* **PROBLEM TO SOLVE**: For these records, count the lines containing the word "MANAGEMENT" and respond with the number alone.

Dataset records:
────────────────

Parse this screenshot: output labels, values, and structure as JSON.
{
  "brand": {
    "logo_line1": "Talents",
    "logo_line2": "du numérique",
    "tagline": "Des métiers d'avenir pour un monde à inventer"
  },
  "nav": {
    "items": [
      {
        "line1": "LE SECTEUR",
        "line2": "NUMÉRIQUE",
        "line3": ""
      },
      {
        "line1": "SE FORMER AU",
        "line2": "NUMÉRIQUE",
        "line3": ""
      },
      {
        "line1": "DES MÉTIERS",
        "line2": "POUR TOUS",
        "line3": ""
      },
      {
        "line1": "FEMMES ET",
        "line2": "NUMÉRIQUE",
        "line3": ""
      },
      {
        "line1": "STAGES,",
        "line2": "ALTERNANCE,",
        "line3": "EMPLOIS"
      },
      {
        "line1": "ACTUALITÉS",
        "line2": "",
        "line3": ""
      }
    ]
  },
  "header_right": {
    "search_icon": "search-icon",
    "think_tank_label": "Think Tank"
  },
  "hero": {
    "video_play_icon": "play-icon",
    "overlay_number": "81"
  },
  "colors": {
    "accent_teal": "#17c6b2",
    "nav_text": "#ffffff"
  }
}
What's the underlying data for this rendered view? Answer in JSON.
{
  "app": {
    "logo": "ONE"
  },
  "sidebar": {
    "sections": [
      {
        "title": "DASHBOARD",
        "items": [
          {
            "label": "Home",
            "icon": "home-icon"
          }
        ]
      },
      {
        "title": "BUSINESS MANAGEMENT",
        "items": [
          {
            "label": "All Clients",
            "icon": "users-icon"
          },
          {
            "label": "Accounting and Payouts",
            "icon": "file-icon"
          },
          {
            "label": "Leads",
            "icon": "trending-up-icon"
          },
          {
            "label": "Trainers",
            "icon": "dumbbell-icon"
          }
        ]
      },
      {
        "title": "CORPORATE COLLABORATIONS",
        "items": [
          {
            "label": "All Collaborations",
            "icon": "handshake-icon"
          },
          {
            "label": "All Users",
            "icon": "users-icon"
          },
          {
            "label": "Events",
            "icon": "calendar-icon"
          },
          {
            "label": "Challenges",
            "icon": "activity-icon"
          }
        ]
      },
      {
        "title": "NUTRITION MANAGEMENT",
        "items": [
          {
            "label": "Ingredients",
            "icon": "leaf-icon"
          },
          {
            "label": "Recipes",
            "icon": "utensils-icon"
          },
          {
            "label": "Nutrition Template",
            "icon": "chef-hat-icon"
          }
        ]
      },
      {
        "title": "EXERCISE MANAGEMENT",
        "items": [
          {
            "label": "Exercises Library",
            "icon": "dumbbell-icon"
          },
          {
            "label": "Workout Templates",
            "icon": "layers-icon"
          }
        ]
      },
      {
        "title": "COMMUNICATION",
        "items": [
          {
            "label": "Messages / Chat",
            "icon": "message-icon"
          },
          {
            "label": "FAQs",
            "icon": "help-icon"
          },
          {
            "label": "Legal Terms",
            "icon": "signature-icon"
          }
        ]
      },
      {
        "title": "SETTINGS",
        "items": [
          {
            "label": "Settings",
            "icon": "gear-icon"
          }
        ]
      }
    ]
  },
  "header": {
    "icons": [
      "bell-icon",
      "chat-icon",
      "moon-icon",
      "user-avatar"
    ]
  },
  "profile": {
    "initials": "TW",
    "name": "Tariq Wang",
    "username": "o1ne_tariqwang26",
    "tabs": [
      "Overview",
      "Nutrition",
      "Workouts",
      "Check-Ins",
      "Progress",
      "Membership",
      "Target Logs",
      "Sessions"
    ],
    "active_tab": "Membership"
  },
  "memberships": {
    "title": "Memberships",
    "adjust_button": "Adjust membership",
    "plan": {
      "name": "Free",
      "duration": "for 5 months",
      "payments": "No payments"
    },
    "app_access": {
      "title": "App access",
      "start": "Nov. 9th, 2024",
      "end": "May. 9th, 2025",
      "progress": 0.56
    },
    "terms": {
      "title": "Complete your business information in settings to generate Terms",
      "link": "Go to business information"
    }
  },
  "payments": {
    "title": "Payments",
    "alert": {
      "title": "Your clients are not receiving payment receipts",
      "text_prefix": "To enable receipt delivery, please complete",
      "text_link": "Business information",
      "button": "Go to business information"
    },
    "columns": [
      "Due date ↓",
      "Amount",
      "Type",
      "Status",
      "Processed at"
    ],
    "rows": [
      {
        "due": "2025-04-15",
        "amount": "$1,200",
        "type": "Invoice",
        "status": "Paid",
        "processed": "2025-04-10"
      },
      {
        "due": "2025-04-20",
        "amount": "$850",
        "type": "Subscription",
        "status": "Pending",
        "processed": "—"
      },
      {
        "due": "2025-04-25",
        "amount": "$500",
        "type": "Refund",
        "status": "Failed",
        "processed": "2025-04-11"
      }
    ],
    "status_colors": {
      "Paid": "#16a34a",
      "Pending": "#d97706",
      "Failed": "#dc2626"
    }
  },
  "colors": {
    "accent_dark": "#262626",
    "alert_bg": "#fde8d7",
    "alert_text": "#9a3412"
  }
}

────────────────

* **EXERCISE ANSWER**: 3